Hardware failure biggest threat to business continuity

Published 2 April 2008

Hardware failure was the top disruption threat to U.K. business operations in 2007; lessons of the 2007 floods are yet to be absorbed

A new Sungard Availability Services report showed that despite widespread flooding in the United Kingdom last year, hardware failure remained the biggest threat to business continuity (35 percent), followed by power related disruptions (22 percent). Flood-related invocations of customers’ disaster recovery (DR) plans doubled in 2007 from the year before, but flooding came in third place, accounting for only 12 percent of DR plans being used. Keith Tilley, executive vice-president for U.K. and Europe at Sungard, said the fact that hardware failure remained the top reason for companies using DR plans for the second year in a row, despite being relatively straightforward to plan around, showed many businesses were still not considering information availability at the highest levels. “Protecting an organisation’s most critical information is an important duty of directors,” he said.

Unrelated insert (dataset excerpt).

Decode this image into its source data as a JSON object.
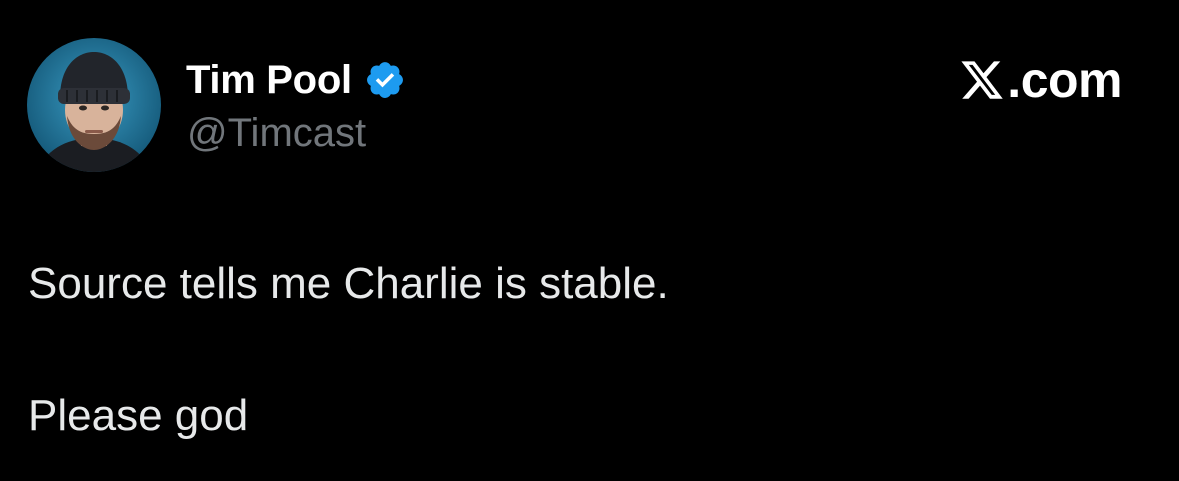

Russell Price, Continuity Forum chairman, said the reason that responsibility had to reside with the chief executive and the board was that they were responsible to the stakeholders in the business. “They are the custodians of the company’s integrity — they are the ones who will have to face the consequences if they do not deliver, and they are the ones who can empower the rest of the organisation to get business continuity effectively embedded in the organisation,” he said.